## [TASK TO CARRY OUT]
Among the lines of the listing below, count those with the string "Avskrivs". Give the number and no commentary.

## [DATA UNDER STUDY]
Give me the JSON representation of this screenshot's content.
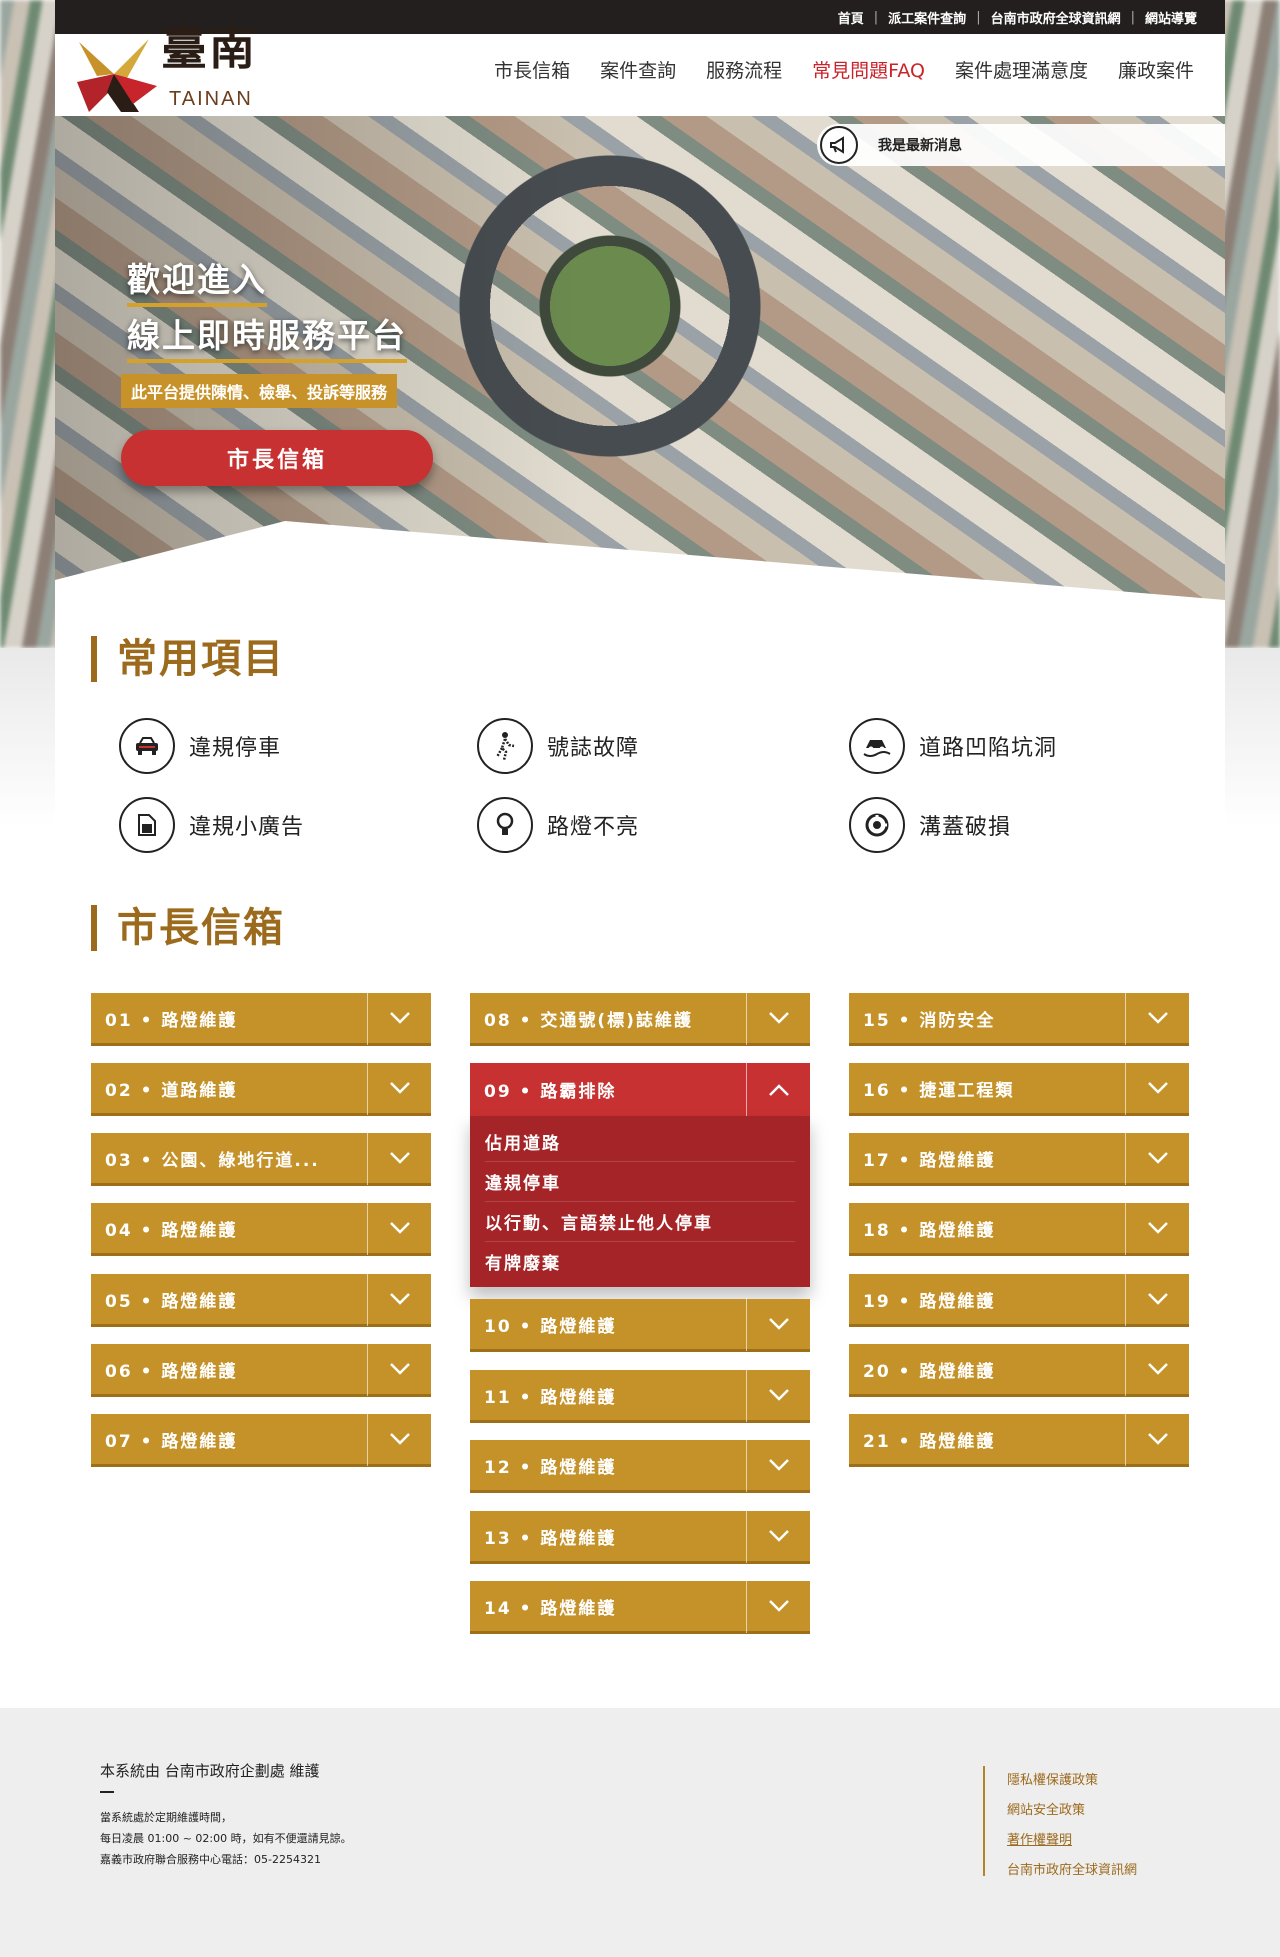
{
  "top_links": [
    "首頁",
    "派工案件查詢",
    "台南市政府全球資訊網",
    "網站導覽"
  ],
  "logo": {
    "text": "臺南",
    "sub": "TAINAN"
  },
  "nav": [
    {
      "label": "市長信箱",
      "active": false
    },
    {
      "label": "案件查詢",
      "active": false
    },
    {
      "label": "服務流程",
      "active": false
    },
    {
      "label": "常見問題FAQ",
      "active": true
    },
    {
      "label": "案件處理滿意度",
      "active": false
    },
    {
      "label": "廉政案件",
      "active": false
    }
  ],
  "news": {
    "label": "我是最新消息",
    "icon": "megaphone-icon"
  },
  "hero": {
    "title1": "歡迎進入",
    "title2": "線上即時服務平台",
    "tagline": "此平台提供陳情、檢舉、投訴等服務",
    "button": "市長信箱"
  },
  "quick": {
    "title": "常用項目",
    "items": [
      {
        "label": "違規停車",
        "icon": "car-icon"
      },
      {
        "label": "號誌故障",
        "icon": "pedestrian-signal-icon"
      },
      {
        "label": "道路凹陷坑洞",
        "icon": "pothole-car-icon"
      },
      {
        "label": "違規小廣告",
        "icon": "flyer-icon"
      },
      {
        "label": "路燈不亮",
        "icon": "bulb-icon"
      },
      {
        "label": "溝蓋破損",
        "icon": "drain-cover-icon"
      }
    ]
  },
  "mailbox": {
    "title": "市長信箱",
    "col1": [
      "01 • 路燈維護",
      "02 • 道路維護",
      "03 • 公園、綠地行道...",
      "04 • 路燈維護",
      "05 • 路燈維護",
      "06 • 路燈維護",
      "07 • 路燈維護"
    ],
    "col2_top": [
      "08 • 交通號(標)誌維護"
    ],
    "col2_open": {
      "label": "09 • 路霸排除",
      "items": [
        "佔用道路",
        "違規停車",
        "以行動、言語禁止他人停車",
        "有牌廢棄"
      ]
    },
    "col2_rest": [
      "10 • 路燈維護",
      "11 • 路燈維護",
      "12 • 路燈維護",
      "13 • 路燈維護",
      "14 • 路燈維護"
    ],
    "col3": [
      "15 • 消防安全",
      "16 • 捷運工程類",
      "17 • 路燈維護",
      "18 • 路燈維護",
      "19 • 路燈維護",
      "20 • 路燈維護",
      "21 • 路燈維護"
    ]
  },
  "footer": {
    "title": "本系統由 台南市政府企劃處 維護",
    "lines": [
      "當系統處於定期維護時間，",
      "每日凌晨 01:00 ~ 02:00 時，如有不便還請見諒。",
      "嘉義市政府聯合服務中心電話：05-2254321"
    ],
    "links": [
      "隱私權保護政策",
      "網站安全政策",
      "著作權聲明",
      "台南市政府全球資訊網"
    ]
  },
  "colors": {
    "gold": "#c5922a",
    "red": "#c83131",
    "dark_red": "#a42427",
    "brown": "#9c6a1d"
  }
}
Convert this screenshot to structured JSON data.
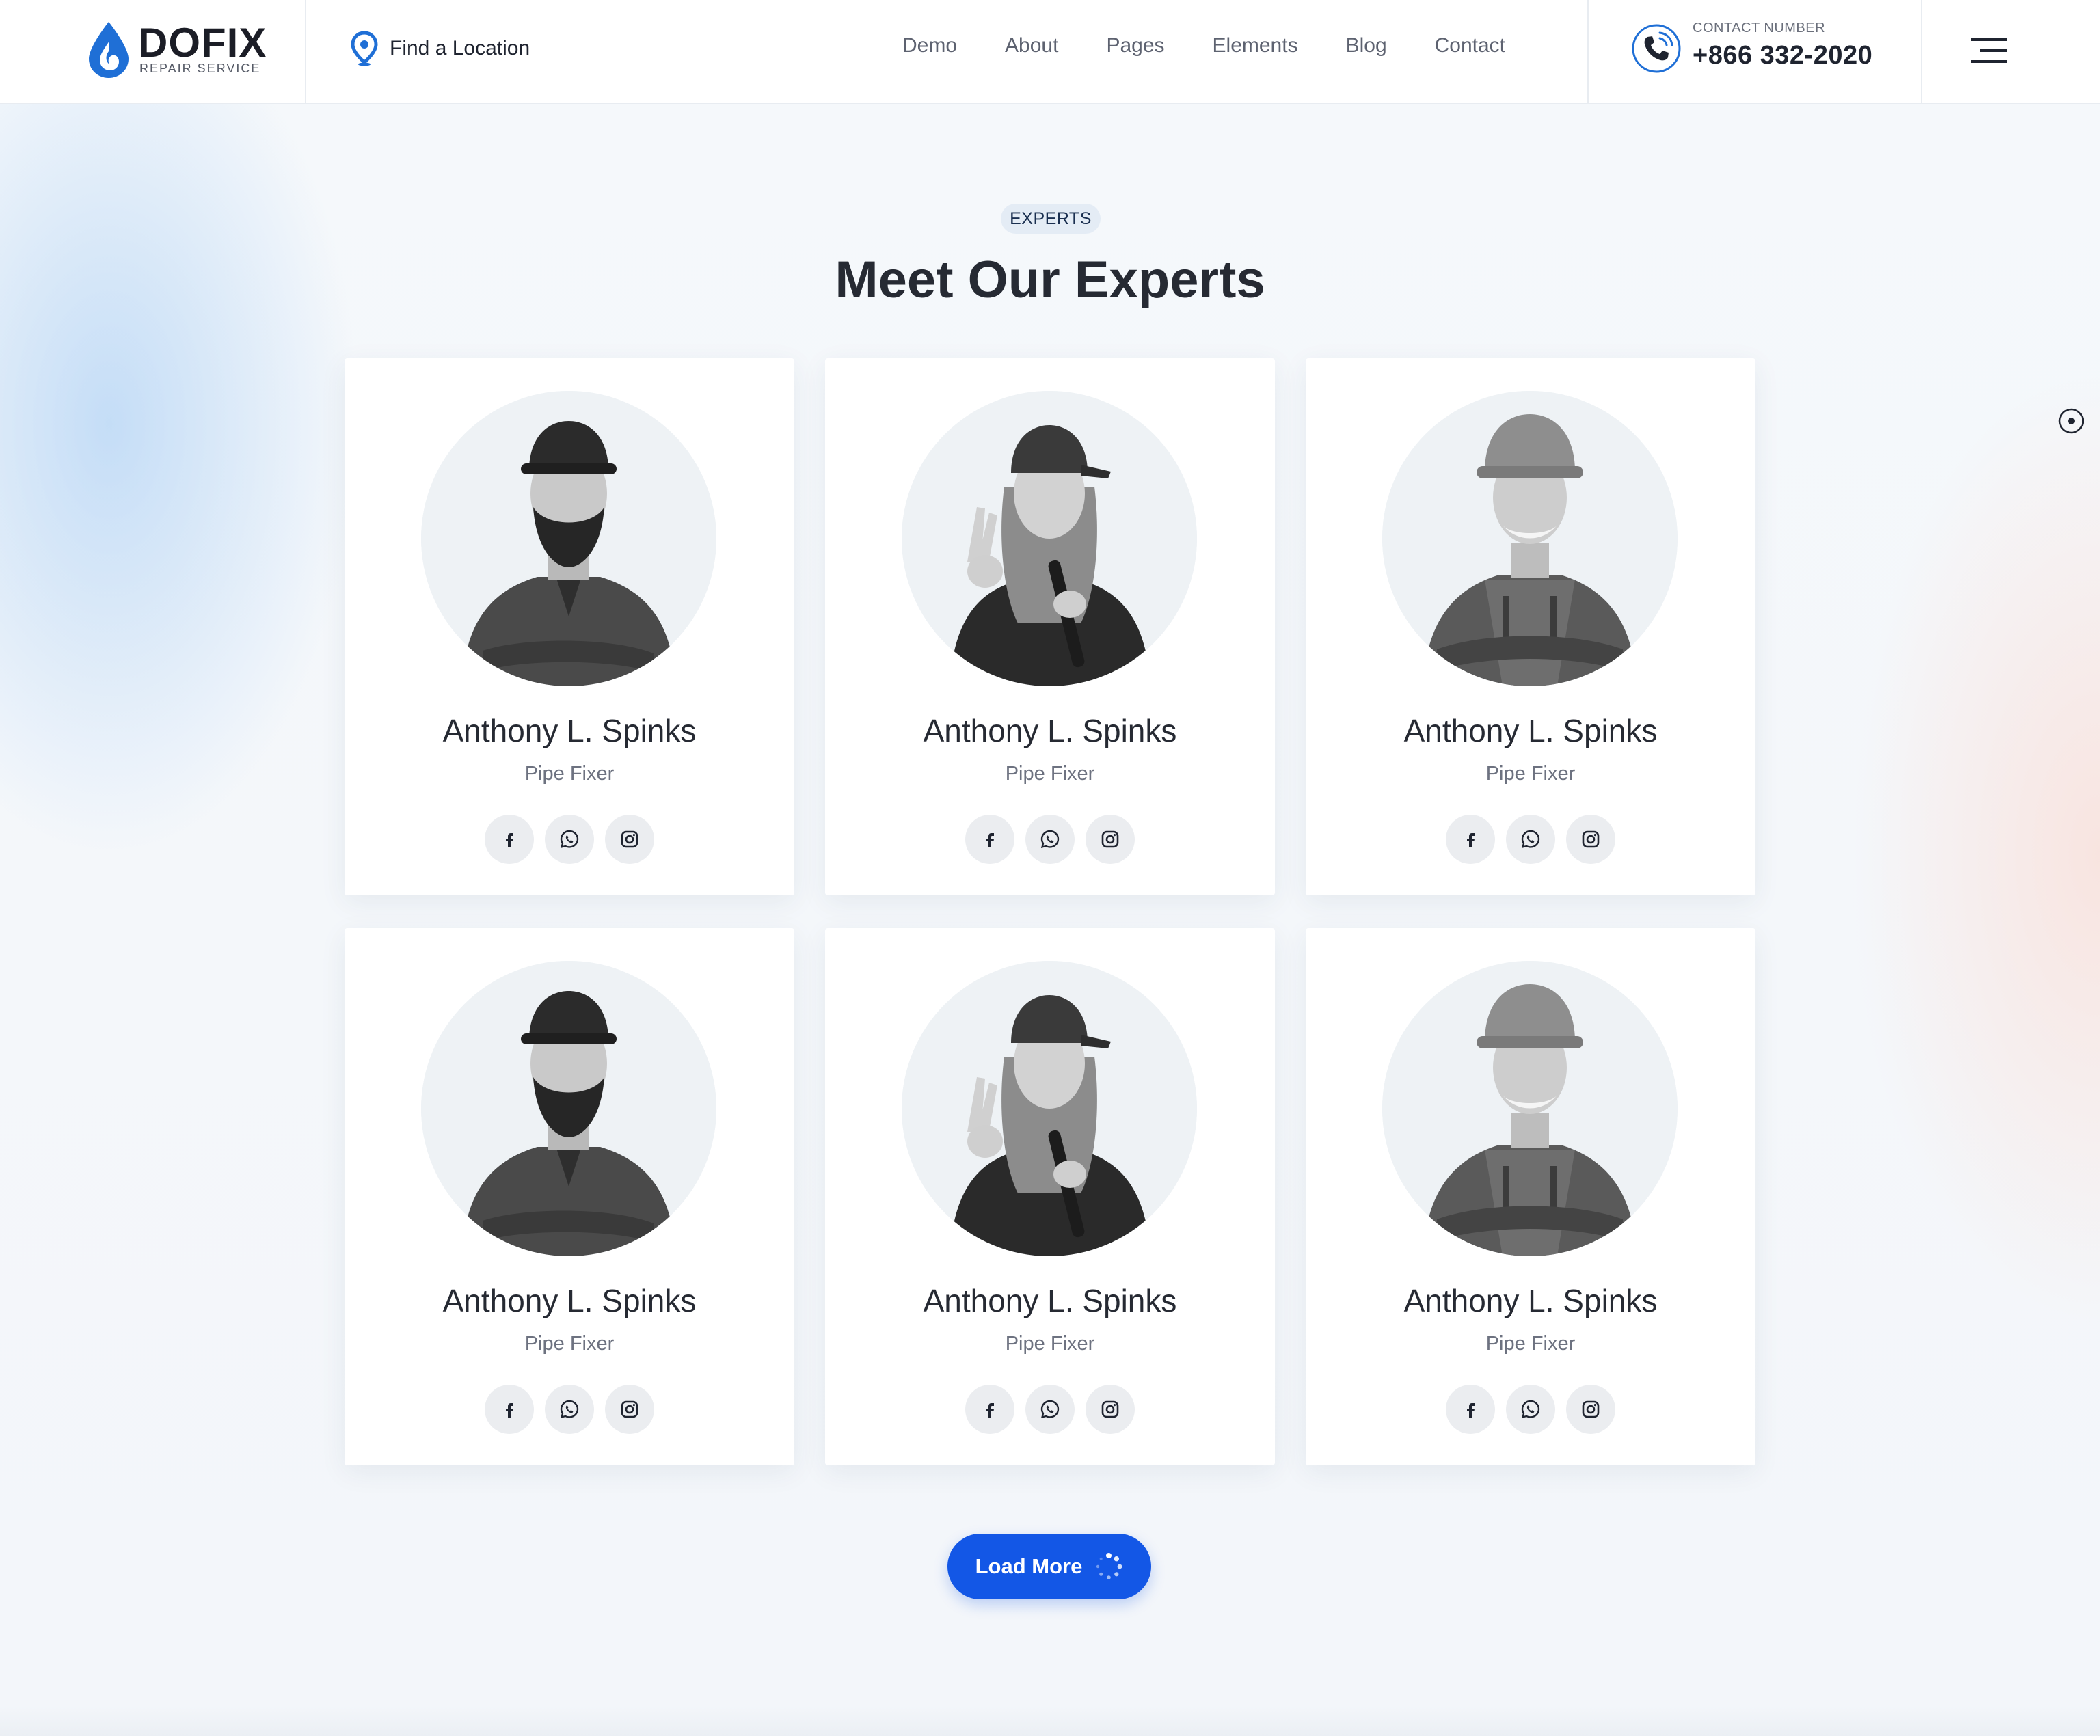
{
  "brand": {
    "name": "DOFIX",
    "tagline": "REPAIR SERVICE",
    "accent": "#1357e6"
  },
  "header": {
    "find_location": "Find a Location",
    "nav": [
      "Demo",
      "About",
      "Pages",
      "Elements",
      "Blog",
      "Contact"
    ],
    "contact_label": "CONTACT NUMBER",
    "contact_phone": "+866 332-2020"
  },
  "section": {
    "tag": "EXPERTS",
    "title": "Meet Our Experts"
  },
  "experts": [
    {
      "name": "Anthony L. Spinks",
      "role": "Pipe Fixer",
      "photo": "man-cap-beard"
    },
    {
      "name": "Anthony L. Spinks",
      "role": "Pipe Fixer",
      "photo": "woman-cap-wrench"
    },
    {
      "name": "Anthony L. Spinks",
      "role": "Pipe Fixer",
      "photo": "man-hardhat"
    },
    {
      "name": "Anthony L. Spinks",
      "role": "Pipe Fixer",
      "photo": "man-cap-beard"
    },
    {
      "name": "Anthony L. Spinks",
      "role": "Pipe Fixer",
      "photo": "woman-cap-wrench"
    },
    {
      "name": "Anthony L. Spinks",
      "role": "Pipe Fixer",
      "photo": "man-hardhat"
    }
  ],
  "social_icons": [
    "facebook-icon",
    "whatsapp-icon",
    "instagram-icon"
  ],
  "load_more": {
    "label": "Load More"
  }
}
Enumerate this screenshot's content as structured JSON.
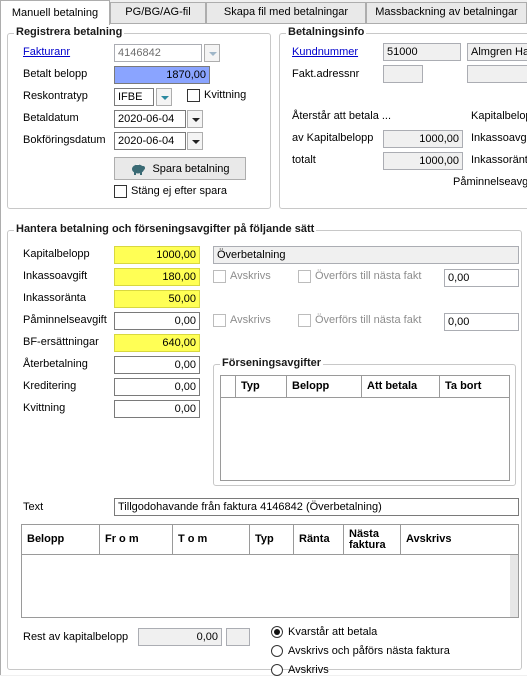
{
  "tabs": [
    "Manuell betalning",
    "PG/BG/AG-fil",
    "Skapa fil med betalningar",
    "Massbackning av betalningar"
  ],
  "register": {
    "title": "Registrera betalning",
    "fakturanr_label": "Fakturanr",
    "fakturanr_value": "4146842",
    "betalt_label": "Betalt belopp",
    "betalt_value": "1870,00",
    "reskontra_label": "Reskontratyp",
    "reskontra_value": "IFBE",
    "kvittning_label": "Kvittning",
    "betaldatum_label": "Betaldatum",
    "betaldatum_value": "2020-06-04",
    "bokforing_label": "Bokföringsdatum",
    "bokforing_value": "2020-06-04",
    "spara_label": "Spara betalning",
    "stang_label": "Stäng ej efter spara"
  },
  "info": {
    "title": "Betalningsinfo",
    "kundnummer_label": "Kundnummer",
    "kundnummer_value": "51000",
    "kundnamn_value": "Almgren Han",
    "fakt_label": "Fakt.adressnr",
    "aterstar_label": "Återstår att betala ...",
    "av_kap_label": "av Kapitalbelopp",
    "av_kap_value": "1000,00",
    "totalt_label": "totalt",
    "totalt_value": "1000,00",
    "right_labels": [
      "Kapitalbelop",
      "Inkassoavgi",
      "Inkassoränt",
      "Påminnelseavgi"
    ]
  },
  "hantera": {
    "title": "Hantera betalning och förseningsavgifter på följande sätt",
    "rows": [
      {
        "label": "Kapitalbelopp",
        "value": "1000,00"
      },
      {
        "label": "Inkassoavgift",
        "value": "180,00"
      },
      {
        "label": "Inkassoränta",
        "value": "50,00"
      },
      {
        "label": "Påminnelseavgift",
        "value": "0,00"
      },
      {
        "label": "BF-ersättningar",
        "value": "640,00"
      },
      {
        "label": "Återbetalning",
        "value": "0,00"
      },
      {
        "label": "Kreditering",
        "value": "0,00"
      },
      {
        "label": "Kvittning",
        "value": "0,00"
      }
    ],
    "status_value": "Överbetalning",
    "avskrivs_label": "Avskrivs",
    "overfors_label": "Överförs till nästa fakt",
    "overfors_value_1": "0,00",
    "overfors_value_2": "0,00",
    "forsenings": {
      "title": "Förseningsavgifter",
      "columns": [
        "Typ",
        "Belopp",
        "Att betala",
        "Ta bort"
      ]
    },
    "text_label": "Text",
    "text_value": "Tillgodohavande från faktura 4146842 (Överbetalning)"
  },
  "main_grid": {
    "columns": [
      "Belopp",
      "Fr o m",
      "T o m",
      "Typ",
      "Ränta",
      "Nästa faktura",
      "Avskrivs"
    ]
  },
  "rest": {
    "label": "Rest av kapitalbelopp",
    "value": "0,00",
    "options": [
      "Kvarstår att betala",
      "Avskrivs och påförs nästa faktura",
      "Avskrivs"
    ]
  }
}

## [RESULT FOR THIS EXERCISE]
4